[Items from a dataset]
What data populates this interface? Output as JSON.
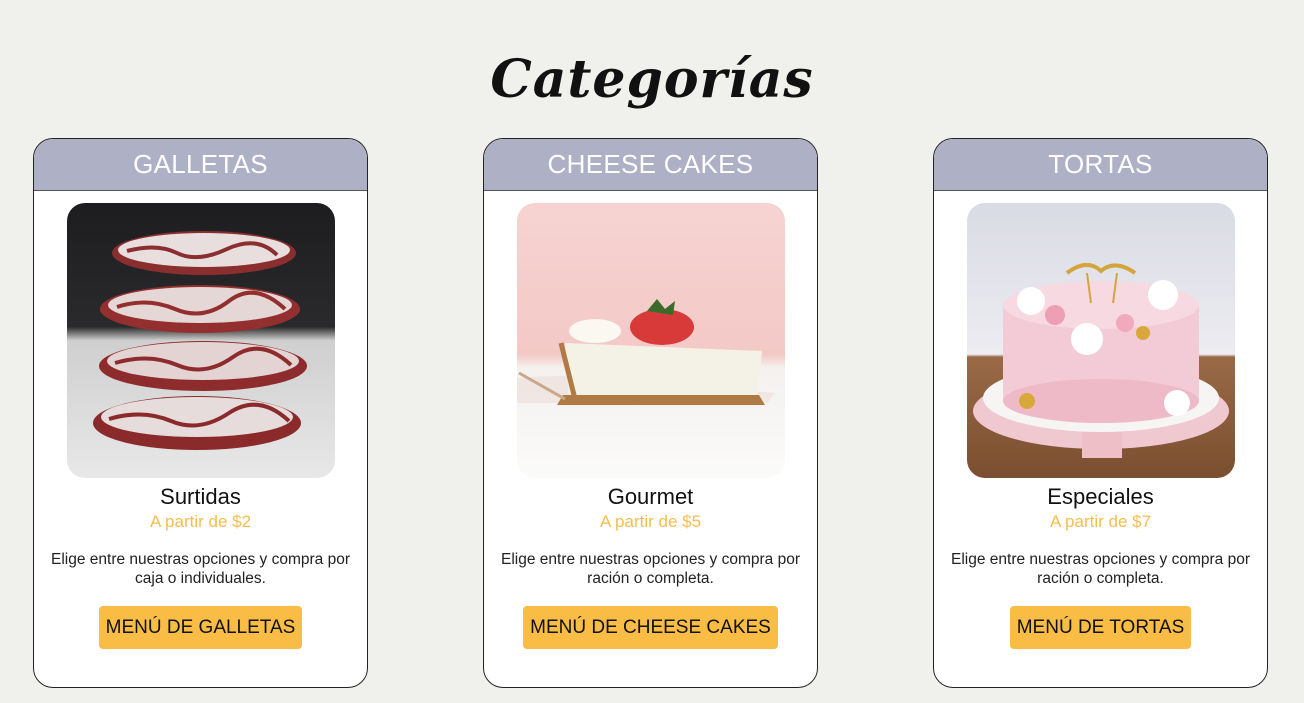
{
  "page": {
    "title": "Categorías"
  },
  "cards": [
    {
      "header": "GALLETAS",
      "image": "red-velvet-cookies-image",
      "name": "Surtidas",
      "price": "A partir de $2",
      "description": "Elige entre nuestras opciones y compra por caja o individuales.",
      "button": "MENÚ DE GALLETAS"
    },
    {
      "header": "CHEESE CAKES",
      "image": "cheesecake-slice-image",
      "name": "Gourmet",
      "price": "A partir de $5",
      "description": "Elige entre nuestras opciones y compra por ración o completa.",
      "button": "MENÚ DE CHEESE CAKES"
    },
    {
      "header": "TORTAS",
      "image": "pink-cake-image",
      "name": "Especiales",
      "price": "A partir de $7",
      "description": "Elige entre nuestras opciones y compra por ración o completa.",
      "button": "MENÚ DE TORTAS"
    }
  ],
  "colors": {
    "background": "#f0f0ec",
    "header": "#aeb0c6",
    "price": "#f6bd4e",
    "button": "#f9bd45"
  }
}
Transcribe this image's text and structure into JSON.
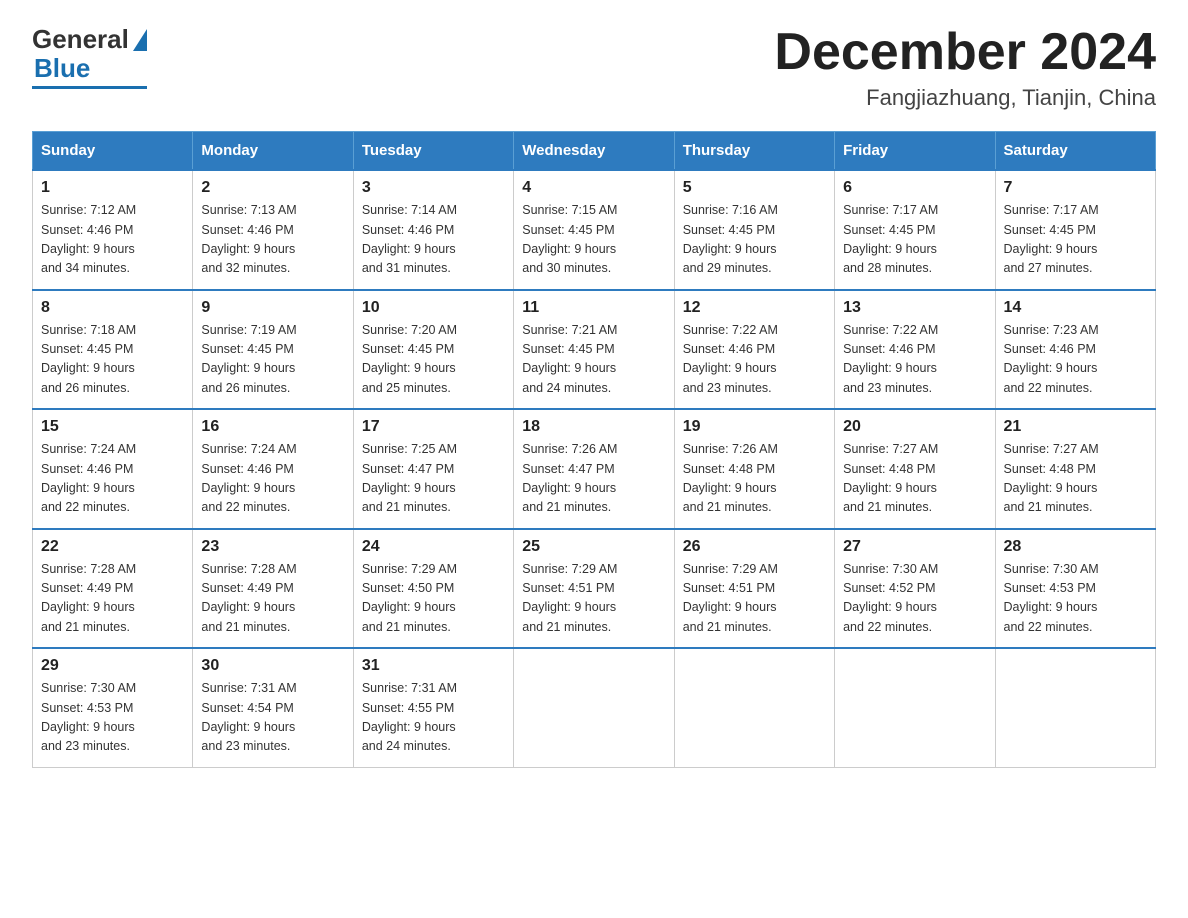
{
  "header": {
    "logo_general": "General",
    "logo_blue": "Blue",
    "month_title": "December 2024",
    "location": "Fangjiazhuang, Tianjin, China"
  },
  "days_of_week": [
    "Sunday",
    "Monday",
    "Tuesday",
    "Wednesday",
    "Thursday",
    "Friday",
    "Saturday"
  ],
  "weeks": [
    [
      {
        "day": "1",
        "sunrise": "7:12 AM",
        "sunset": "4:46 PM",
        "daylight": "9 hours and 34 minutes."
      },
      {
        "day": "2",
        "sunrise": "7:13 AM",
        "sunset": "4:46 PM",
        "daylight": "9 hours and 32 minutes."
      },
      {
        "day": "3",
        "sunrise": "7:14 AM",
        "sunset": "4:46 PM",
        "daylight": "9 hours and 31 minutes."
      },
      {
        "day": "4",
        "sunrise": "7:15 AM",
        "sunset": "4:45 PM",
        "daylight": "9 hours and 30 minutes."
      },
      {
        "day": "5",
        "sunrise": "7:16 AM",
        "sunset": "4:45 PM",
        "daylight": "9 hours and 29 minutes."
      },
      {
        "day": "6",
        "sunrise": "7:17 AM",
        "sunset": "4:45 PM",
        "daylight": "9 hours and 28 minutes."
      },
      {
        "day": "7",
        "sunrise": "7:17 AM",
        "sunset": "4:45 PM",
        "daylight": "9 hours and 27 minutes."
      }
    ],
    [
      {
        "day": "8",
        "sunrise": "7:18 AM",
        "sunset": "4:45 PM",
        "daylight": "9 hours and 26 minutes."
      },
      {
        "day": "9",
        "sunrise": "7:19 AM",
        "sunset": "4:45 PM",
        "daylight": "9 hours and 26 minutes."
      },
      {
        "day": "10",
        "sunrise": "7:20 AM",
        "sunset": "4:45 PM",
        "daylight": "9 hours and 25 minutes."
      },
      {
        "day": "11",
        "sunrise": "7:21 AM",
        "sunset": "4:45 PM",
        "daylight": "9 hours and 24 minutes."
      },
      {
        "day": "12",
        "sunrise": "7:22 AM",
        "sunset": "4:46 PM",
        "daylight": "9 hours and 23 minutes."
      },
      {
        "day": "13",
        "sunrise": "7:22 AM",
        "sunset": "4:46 PM",
        "daylight": "9 hours and 23 minutes."
      },
      {
        "day": "14",
        "sunrise": "7:23 AM",
        "sunset": "4:46 PM",
        "daylight": "9 hours and 22 minutes."
      }
    ],
    [
      {
        "day": "15",
        "sunrise": "7:24 AM",
        "sunset": "4:46 PM",
        "daylight": "9 hours and 22 minutes."
      },
      {
        "day": "16",
        "sunrise": "7:24 AM",
        "sunset": "4:46 PM",
        "daylight": "9 hours and 22 minutes."
      },
      {
        "day": "17",
        "sunrise": "7:25 AM",
        "sunset": "4:47 PM",
        "daylight": "9 hours and 21 minutes."
      },
      {
        "day": "18",
        "sunrise": "7:26 AM",
        "sunset": "4:47 PM",
        "daylight": "9 hours and 21 minutes."
      },
      {
        "day": "19",
        "sunrise": "7:26 AM",
        "sunset": "4:48 PM",
        "daylight": "9 hours and 21 minutes."
      },
      {
        "day": "20",
        "sunrise": "7:27 AM",
        "sunset": "4:48 PM",
        "daylight": "9 hours and 21 minutes."
      },
      {
        "day": "21",
        "sunrise": "7:27 AM",
        "sunset": "4:48 PM",
        "daylight": "9 hours and 21 minutes."
      }
    ],
    [
      {
        "day": "22",
        "sunrise": "7:28 AM",
        "sunset": "4:49 PM",
        "daylight": "9 hours and 21 minutes."
      },
      {
        "day": "23",
        "sunrise": "7:28 AM",
        "sunset": "4:49 PM",
        "daylight": "9 hours and 21 minutes."
      },
      {
        "day": "24",
        "sunrise": "7:29 AM",
        "sunset": "4:50 PM",
        "daylight": "9 hours and 21 minutes."
      },
      {
        "day": "25",
        "sunrise": "7:29 AM",
        "sunset": "4:51 PM",
        "daylight": "9 hours and 21 minutes."
      },
      {
        "day": "26",
        "sunrise": "7:29 AM",
        "sunset": "4:51 PM",
        "daylight": "9 hours and 21 minutes."
      },
      {
        "day": "27",
        "sunrise": "7:30 AM",
        "sunset": "4:52 PM",
        "daylight": "9 hours and 22 minutes."
      },
      {
        "day": "28",
        "sunrise": "7:30 AM",
        "sunset": "4:53 PM",
        "daylight": "9 hours and 22 minutes."
      }
    ],
    [
      {
        "day": "29",
        "sunrise": "7:30 AM",
        "sunset": "4:53 PM",
        "daylight": "9 hours and 23 minutes."
      },
      {
        "day": "30",
        "sunrise": "7:31 AM",
        "sunset": "4:54 PM",
        "daylight": "9 hours and 23 minutes."
      },
      {
        "day": "31",
        "sunrise": "7:31 AM",
        "sunset": "4:55 PM",
        "daylight": "9 hours and 24 minutes."
      },
      null,
      null,
      null,
      null
    ]
  ]
}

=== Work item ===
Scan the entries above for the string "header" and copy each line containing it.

=== Your response ===
      "header": "GALLETAS",
      "header": "CHEESE CAKES",
      "header": "TORTAS",
    "header": "#aeb0c6",
  "header": {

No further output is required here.